    I can imagine that Leif would be troubled that his work may have contributed to Kerry’s defeat. I hope it doesn’t continue to haunt him for long; I doubt the picture was a deciding factor. (Now if he worked at Diebold…) Even if the picture was the deciding factor, how could he possibly be held responsible or ethically accountable? The picture was the truth. It happened. Would we similarly object to a picture of W. snorting cocaine at a party in his youthfully indiscretionary 40s if it was used in violation of copyright by left wing websites? (Hypothetically speaking, of course.)

    Digital information that has no marginal cost to replicate just seems like speech to me. If someone speaks openly in public and their words reach my ears, should anyone get to say how I use that information? Similarly, if I receive a stream of digital bits, I just don’t see how anyone should have the right to own and control them. That’s how I see it, but let me say again I believe in working within the current system. I think things will move in the direction of freedom over time.

  11. drew Roberts Says:

    Bob,

    I am in the Bahamas, so our act is not your act I would assume.

    all the best,

    drew


  12. […] I have been spending time reading and commenting at other blogs about the subject of freedom, including more discussion in this post at Unbounded Freedom. I liked Bob’s question about the John Kerry picture and wonder if I should have been more circumspect in my reply when referring to El Presidente Bush. (Must… stay… out of… politics.) […]

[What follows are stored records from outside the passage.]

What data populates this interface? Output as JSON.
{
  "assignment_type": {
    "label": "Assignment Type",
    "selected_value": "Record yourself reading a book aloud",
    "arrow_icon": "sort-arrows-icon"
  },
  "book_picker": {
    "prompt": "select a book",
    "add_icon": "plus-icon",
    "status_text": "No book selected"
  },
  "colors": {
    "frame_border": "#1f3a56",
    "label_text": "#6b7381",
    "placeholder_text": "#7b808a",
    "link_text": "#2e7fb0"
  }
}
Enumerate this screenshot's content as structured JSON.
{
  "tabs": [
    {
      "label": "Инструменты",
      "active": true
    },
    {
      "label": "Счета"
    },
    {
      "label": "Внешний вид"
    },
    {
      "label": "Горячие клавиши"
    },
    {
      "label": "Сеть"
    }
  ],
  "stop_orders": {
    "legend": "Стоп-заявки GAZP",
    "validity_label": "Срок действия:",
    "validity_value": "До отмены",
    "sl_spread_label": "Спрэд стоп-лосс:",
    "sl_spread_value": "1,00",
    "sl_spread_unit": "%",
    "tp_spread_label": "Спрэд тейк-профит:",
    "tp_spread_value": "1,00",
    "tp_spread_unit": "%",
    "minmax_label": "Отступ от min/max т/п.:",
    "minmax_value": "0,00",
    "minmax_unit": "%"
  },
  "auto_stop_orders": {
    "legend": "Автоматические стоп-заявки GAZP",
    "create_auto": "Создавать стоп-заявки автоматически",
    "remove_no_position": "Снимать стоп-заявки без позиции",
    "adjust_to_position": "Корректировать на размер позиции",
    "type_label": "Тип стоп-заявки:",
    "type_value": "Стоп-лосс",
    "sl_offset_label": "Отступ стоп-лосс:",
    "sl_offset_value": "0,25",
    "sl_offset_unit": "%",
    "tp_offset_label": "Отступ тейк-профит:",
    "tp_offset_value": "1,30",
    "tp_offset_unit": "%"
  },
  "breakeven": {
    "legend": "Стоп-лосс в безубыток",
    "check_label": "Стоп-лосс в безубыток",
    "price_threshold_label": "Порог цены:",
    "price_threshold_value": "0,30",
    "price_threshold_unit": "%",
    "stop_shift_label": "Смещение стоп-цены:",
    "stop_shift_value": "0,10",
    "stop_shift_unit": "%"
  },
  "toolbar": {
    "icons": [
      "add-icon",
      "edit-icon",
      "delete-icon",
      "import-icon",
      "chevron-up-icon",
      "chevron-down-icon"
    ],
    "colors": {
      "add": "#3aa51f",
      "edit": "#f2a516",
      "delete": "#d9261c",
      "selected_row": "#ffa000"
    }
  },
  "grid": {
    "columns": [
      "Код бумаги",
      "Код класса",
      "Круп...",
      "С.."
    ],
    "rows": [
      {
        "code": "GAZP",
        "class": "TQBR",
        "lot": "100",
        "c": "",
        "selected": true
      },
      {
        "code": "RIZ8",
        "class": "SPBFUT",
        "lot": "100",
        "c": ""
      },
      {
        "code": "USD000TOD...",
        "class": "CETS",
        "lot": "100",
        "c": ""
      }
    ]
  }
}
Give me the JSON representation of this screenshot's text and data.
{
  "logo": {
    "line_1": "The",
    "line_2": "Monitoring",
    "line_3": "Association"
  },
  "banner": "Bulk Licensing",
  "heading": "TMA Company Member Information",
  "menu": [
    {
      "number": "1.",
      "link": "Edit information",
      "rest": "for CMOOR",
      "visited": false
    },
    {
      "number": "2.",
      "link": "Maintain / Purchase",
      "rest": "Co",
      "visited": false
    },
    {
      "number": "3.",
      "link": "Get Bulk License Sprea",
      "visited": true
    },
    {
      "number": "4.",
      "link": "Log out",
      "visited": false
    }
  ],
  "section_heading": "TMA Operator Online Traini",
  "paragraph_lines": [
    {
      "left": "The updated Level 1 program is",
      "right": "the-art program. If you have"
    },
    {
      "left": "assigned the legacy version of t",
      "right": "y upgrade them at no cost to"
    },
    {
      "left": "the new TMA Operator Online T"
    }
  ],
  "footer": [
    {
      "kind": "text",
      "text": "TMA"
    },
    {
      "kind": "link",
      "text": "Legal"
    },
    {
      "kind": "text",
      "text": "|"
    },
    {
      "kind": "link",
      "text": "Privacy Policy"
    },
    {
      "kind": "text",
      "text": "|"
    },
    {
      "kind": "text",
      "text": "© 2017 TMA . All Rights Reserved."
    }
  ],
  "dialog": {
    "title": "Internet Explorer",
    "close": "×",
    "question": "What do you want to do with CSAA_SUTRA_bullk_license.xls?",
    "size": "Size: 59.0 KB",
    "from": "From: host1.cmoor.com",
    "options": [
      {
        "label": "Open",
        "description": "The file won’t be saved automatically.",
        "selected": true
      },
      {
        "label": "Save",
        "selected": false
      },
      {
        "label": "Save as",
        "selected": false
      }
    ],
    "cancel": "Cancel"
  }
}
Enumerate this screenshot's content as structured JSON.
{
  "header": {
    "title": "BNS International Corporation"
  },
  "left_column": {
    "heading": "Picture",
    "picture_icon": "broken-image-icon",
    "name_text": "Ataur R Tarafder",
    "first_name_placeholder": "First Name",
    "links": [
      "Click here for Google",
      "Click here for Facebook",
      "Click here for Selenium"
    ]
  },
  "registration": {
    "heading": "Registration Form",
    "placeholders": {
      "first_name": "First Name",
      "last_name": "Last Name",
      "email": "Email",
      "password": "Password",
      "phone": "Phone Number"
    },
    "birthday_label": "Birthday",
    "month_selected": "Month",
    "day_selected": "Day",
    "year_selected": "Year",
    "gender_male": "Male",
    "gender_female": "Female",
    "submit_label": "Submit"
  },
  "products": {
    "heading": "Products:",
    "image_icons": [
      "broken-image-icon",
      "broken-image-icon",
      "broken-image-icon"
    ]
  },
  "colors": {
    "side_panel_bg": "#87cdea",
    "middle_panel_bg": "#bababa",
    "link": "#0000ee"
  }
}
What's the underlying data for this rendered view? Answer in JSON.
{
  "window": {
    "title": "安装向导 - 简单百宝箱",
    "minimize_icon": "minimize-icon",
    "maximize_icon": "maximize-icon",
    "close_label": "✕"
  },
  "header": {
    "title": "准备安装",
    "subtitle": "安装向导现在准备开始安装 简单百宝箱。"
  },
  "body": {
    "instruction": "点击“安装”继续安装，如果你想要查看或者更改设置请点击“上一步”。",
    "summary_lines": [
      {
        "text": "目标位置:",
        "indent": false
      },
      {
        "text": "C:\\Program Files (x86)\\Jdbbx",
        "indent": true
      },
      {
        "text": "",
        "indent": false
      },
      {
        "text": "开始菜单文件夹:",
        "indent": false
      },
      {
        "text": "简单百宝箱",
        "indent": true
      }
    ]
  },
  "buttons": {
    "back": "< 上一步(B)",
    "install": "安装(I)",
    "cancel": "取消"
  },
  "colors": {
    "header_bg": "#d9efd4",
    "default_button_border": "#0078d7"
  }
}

  13. drew Roberts Says:

    Bob:

    “One of the basic provisions of the 1988 Act is that Copyright belongs in the first instance to the creator, unless negotiated away in advance.”

    Ah, now I like that, and I might even like if it could not be negotiated away in advance. With this change if it is currently not like this…

    Only where a copyright notice is placed on the work at the time of “publication”…

    Where a work is “published” with no notice, I would not object to a “copyleft” on that work instead of the traditional “All Rights Reserved” copyright that works get now.

    I would define publication to be any time you let someone else see the work not under signed contractual terms specifically relating to the work.

    If that would be to big a redefinition of publication, we could come up with a new term.

    all the best,

    drew


Leave a Reply

Fill in your details below or click an icon to log in:

WordPress.com Logo

You are commenting using your WordPress.com account. Log Out / Change )

Twitter picture

You are commenting using your Twitter account. Log Out / Change )

Facebook photo

You are commenting using your Facebook account. Log Out / Change )

Google+ photo

You are commenting using your Google+ account. Log Out / Change )

Connecting to %s


%d bloggers like this: